Your employees can be powerful brand advocates.
Their presence on social media can help or hurt your brand and, in particular, your recruiting efforts. Make it easy for them to be effective brand ambassadors by providing branded templates and other tools for social media.
As an example, take LinkedIn. The rectangular cover photo behind the headshot is a great branding opportunity. Many LinkedIn profiles just leave the default LinkedIn-provided background graphic. Some people use a skyline shot of their city, some use an inspirational photo of a sunset or mountain range and some use photos of themselves in action, perhaps speaking at an event or in a group shot with their team.
Why not provide them with branded cover graphics, developed especially for use in their LinkedIn profiles? You can post them on the intranet or wherever you post templates for company PowerPoints or other documents. You might even include easy instructions for how to add a branded cover shot to their professional profile on LinkedIn. When your employees are brand advocates for you on social media, your organization feeds on their strong reputation.
Here are a few tips on how to provide social media templates, especially for LinkedIn, that make it easy for employees to promote your employer brand to the world:
1. Provide well-designed branded templates.
Give them a selection of great looking LinkedIn cover photos to choose from. Make sure they adhere to brand guidelines, using appropriate colors, fonts and (of course) the logo. These could also include photographs or graphics and there can be different variations for different profiles, but please avoid the stock photography.
2. Check the size and format.
The recommended cover photo size is 1,584 x 396 pixels. They can be smaller or larger, but they should keep a 129:8 width and height ratio. The file size should not exceed 4mb and you can upload photos in different formats: PNG, JPG, and GIF.
3. Keep it up to date.
When your company undergoes a brand refresh or a major brand evolution, make sure you provide employees with new templates for social media. Every single person in your company represents the brand, and with the power of social media, this brand exposure can be exponential. You don’t want your employees to promote an outdated version of your company’s design.

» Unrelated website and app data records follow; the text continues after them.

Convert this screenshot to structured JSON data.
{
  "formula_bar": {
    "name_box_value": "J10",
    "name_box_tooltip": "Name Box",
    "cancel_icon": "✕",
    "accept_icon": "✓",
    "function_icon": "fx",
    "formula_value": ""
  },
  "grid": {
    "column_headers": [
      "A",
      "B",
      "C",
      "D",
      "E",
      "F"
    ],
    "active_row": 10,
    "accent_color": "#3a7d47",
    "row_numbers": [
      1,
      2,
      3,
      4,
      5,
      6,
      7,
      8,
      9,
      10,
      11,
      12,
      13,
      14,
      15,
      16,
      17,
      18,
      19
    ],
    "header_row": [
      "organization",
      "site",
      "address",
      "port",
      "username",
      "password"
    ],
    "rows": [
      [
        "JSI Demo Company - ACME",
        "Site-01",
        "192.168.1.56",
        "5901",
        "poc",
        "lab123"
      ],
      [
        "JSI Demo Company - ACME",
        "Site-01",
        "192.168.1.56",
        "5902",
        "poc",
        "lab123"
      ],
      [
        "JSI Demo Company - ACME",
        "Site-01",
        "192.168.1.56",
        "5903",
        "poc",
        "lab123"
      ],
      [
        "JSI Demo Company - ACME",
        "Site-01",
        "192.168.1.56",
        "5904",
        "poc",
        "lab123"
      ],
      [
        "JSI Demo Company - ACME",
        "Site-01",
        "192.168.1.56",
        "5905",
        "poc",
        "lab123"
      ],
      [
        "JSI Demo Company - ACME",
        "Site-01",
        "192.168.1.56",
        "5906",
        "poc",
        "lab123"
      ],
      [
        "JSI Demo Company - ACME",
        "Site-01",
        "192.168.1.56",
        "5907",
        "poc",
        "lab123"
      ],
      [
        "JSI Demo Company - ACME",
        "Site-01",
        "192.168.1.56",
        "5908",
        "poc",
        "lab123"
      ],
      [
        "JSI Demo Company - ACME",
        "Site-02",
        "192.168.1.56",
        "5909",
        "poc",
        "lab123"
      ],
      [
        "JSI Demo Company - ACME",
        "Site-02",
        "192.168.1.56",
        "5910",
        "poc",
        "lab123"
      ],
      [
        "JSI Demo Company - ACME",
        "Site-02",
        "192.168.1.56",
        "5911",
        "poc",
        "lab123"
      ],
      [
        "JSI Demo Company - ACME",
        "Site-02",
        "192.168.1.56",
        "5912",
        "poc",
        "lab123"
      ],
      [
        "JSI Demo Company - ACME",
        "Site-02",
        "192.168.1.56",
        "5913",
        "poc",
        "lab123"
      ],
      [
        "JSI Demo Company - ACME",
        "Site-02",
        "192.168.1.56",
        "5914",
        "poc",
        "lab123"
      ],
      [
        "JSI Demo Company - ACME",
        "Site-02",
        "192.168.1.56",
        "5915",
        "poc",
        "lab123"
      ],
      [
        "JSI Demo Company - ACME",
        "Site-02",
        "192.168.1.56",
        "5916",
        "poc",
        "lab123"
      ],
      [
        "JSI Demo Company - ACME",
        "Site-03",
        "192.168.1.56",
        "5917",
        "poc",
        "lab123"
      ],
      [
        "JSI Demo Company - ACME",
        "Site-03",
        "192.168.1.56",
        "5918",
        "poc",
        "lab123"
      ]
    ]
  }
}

Giuli Hull is a writer for Tribe Inc., an Atlanta-based internal communications agency.